Supporters of a new health care proposal say it could help reduce the state’s uninsured rate by making health insurance more affordable. It’s called Medicaid buy-in and the New Mexico House of Representatives and Senate each recently passed memorials calling on the interim Legislative Health and Human Services Committee to look into its implementation. Medicaid buy-ins are essentially programs that allow those who make too much to qualify for Medicaid to pay premiums for a Medicaid-like program. What a New Mexico version of the program would look like isn’t yet known. That’s the point of the study, Rep. Deborah Armstrong, D-Albuquerque, told NM Political Report.
Gov. Susana Martinez signed a new nurse licensing compact on Thursday, averting what one lawmaker warned would be a health care crisis by ensuring nurses with licenses from more than two dozen other states can continue practicing in New Mexico without getting a separate certificate. A bipartisan group of lawmakers sped the bill through the Legislature in the first days of this year’s month-long session as they faced a deadline late Friday to either approve the new compact or leave dozens — potentially hundreds — of nurses with licenses from other states unable to work in New Mexico, only making worse a shortage of medical professionals around the state. “Some hospitals, as high as 70 percent of their staff are out-of-state nurses. This is critical,” Rep. Deborah Armstrong, a Democrat from Albuquerque and chair of the House Health and Human Services Committee, told representatives before the chamber voted 68-0 to approve the new compact without debate. After the swift vote, the measure headed to the governor, who signed it Thursday afternoon surrounded by Democratic and Republican lawmakers.

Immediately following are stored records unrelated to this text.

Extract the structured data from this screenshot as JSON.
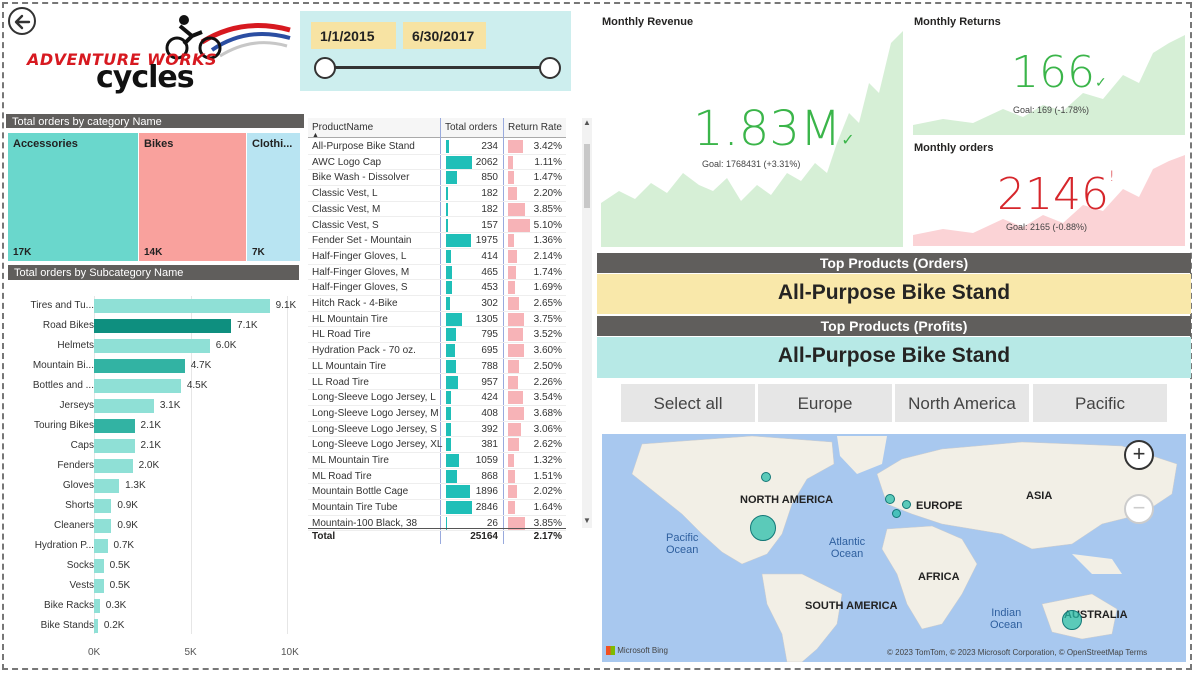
{
  "header": {
    "logo_line1": "ADVENTURE WORKS",
    "logo_line2": "cycles",
    "date_start": "1/1/2015",
    "date_end": "6/30/2017"
  },
  "treemap": {
    "title": "Total orders by category Name",
    "tiles": [
      {
        "label": "Accessories",
        "value": "17K",
        "color": "#6ad7cc"
      },
      {
        "label": "Bikes",
        "value": "14K",
        "color": "#f9a19d"
      },
      {
        "label": "Clothi...",
        "value": "7K",
        "color": "#b8e4f2"
      }
    ]
  },
  "subcategory_chart": {
    "title": "Total orders by Subcategory Name",
    "chart_data": {
      "type": "bar",
      "orientation": "horizontal",
      "categories": [
        "Tires and Tu...",
        "Road Bikes",
        "Helmets",
        "Mountain Bi...",
        "Bottles and ...",
        "Jerseys",
        "Touring Bikes",
        "Caps",
        "Fenders",
        "Gloves",
        "Shorts",
        "Cleaners",
        "Hydration P...",
        "Socks",
        "Vests",
        "Bike Racks",
        "Bike Stands"
      ],
      "values": [
        9100,
        7100,
        6000,
        4700,
        4500,
        3100,
        2100,
        2100,
        2000,
        1300,
        900,
        900,
        700,
        500,
        500,
        300,
        200
      ],
      "value_labels": [
        "9.1K",
        "7.1K",
        "6.0K",
        "4.7K",
        "4.5K",
        "3.1K",
        "2.1K",
        "2.1K",
        "2.0K",
        "1.3K",
        "0.9K",
        "0.9K",
        "0.7K",
        "0.5K",
        "0.5K",
        "0.3K",
        "0.2K"
      ],
      "highlighted": [
        "Road Bikes",
        "Mountain Bi...",
        "Touring Bikes"
      ],
      "x_ticks": [
        "0K",
        "5K",
        "10K"
      ],
      "xlim": [
        0,
        10000
      ],
      "grid": true
    }
  },
  "product_table": {
    "headers": [
      "ProductName",
      "Total orders",
      "Return Rate"
    ],
    "max_orders": 2062,
    "max_rate": 5.1,
    "rows": [
      {
        "name": "All-Purpose Bike Stand",
        "orders": "234",
        "orders_n": 234,
        "rate": "3.42%",
        "rate_n": 3.42
      },
      {
        "name": "AWC Logo Cap",
        "orders": "2062",
        "orders_n": 2062,
        "rate": "1.11%",
        "rate_n": 1.11
      },
      {
        "name": "Bike Wash - Dissolver",
        "orders": "850",
        "orders_n": 850,
        "rate": "1.47%",
        "rate_n": 1.47
      },
      {
        "name": "Classic Vest, L",
        "orders": "182",
        "orders_n": 182,
        "rate": "2.20%",
        "rate_n": 2.2
      },
      {
        "name": "Classic Vest, M",
        "orders": "182",
        "orders_n": 182,
        "rate": "3.85%",
        "rate_n": 3.85
      },
      {
        "name": "Classic Vest, S",
        "orders": "157",
        "orders_n": 157,
        "rate": "5.10%",
        "rate_n": 5.1
      },
      {
        "name": "Fender Set - Mountain",
        "orders": "1975",
        "orders_n": 1975,
        "rate": "1.36%",
        "rate_n": 1.36
      },
      {
        "name": "Half-Finger Gloves, L",
        "orders": "414",
        "orders_n": 414,
        "rate": "2.14%",
        "rate_n": 2.14
      },
      {
        "name": "Half-Finger Gloves, M",
        "orders": "465",
        "orders_n": 465,
        "rate": "1.74%",
        "rate_n": 1.74
      },
      {
        "name": "Half-Finger Gloves, S",
        "orders": "453",
        "orders_n": 453,
        "rate": "1.69%",
        "rate_n": 1.69
      },
      {
        "name": "Hitch Rack - 4-Bike",
        "orders": "302",
        "orders_n": 302,
        "rate": "2.65%",
        "rate_n": 2.65
      },
      {
        "name": "HL Mountain Tire",
        "orders": "1305",
        "orders_n": 1305,
        "rate": "3.75%",
        "rate_n": 3.75
      },
      {
        "name": "HL Road Tire",
        "orders": "795",
        "orders_n": 795,
        "rate": "3.52%",
        "rate_n": 3.52
      },
      {
        "name": "Hydration Pack - 70 oz.",
        "orders": "695",
        "orders_n": 695,
        "rate": "3.60%",
        "rate_n": 3.6
      },
      {
        "name": "LL Mountain Tire",
        "orders": "788",
        "orders_n": 788,
        "rate": "2.50%",
        "rate_n": 2.5
      },
      {
        "name": "LL Road Tire",
        "orders": "957",
        "orders_n": 957,
        "rate": "2.26%",
        "rate_n": 2.26
      },
      {
        "name": "Long-Sleeve Logo Jersey, L",
        "orders": "424",
        "orders_n": 424,
        "rate": "3.54%",
        "rate_n": 3.54
      },
      {
        "name": "Long-Sleeve Logo Jersey, M",
        "orders": "408",
        "orders_n": 408,
        "rate": "3.68%",
        "rate_n": 3.68
      },
      {
        "name": "Long-Sleeve Logo Jersey, S",
        "orders": "392",
        "orders_n": 392,
        "rate": "3.06%",
        "rate_n": 3.06
      },
      {
        "name": "Long-Sleeve Logo Jersey, XL",
        "orders": "381",
        "orders_n": 381,
        "rate": "2.62%",
        "rate_n": 2.62
      },
      {
        "name": "ML Mountain Tire",
        "orders": "1059",
        "orders_n": 1059,
        "rate": "1.32%",
        "rate_n": 1.32
      },
      {
        "name": "ML Road Tire",
        "orders": "868",
        "orders_n": 868,
        "rate": "1.51%",
        "rate_n": 1.51
      },
      {
        "name": "Mountain Bottle Cage",
        "orders": "1896",
        "orders_n": 1896,
        "rate": "2.02%",
        "rate_n": 2.02
      },
      {
        "name": "Mountain Tire Tube",
        "orders": "2846",
        "orders_n": 2846,
        "rate": "1.64%",
        "rate_n": 1.64
      },
      {
        "name": "Mountain-100 Black, 38",
        "orders": "26",
        "orders_n": 26,
        "rate": "3.85%",
        "rate_n": 3.85
      }
    ],
    "total_label": "Total",
    "total_orders": "25164",
    "total_rate": "2.17%"
  },
  "kpis": {
    "revenue": {
      "title": "Monthly Revenue",
      "value": "1.83M",
      "mark": "✓",
      "goal": "Goal: 1768431 (+3.31%)",
      "color": "#3bb54a",
      "area_color": "#d6efd6"
    },
    "returns": {
      "title": "Monthly Returns",
      "value": "166",
      "mark": "✓",
      "goal": "Goal: 169 (-1.78%)",
      "color": "#3bb54a",
      "area_color": "#d6efd6"
    },
    "orders": {
      "title": "Monthly orders",
      "value": "2146",
      "mark": "!",
      "goal": "Goal: 2165 (-0.88%)",
      "color": "#d6262b",
      "area_color": "#fbd3d6"
    }
  },
  "top_products": {
    "orders_title": "Top Products (Orders)",
    "orders_value": "All-Purpose Bike Stand",
    "profits_title": "Top Products (Profits)",
    "profits_value": "All-Purpose Bike Stand"
  },
  "region_slicer": [
    "Select all",
    "Europe",
    "North America",
    "Pacific"
  ],
  "map": {
    "labels": {
      "north_america": "NORTH AMERICA",
      "europe": "EUROPE",
      "asia": "ASIA",
      "africa": "AFRICA",
      "south_america": "SOUTH AMERICA",
      "australia": "AUSTRALIA"
    },
    "oceans": {
      "pacific_1": "Pacific",
      "pacific_2": "Ocean",
      "atlantic_1": "Atlantic",
      "atlantic_2": "Ocean",
      "indian_1": "Indian",
      "indian_2": "Ocean"
    },
    "zoom_in": "+",
    "zoom_out": "−",
    "provider": "Microsoft Bing",
    "credit": "© 2023 TomTom, © 2023 Microsoft Corporation, © OpenStreetMap  Terms"
  }
}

The New Mexico Senate, moving to meet a tight deadline, on Wednesday approved a new nurse licensing compact to avoid what one lawmaker described as a health care crisis. But several senators raised concerns as the bill sped through the Legislature that the compact might diminish nurses’ rights by ceding too much power to an out-of-state board about licensing in the profession. The measure would allow nurses licensed in certain other states to practice in New Mexico without getting a separate certificate. It cleared the Senate 39-0 and then received approval from a committee of the House of Representatives. That sets up a vote Thursday by the full, 70-member House of Representatives.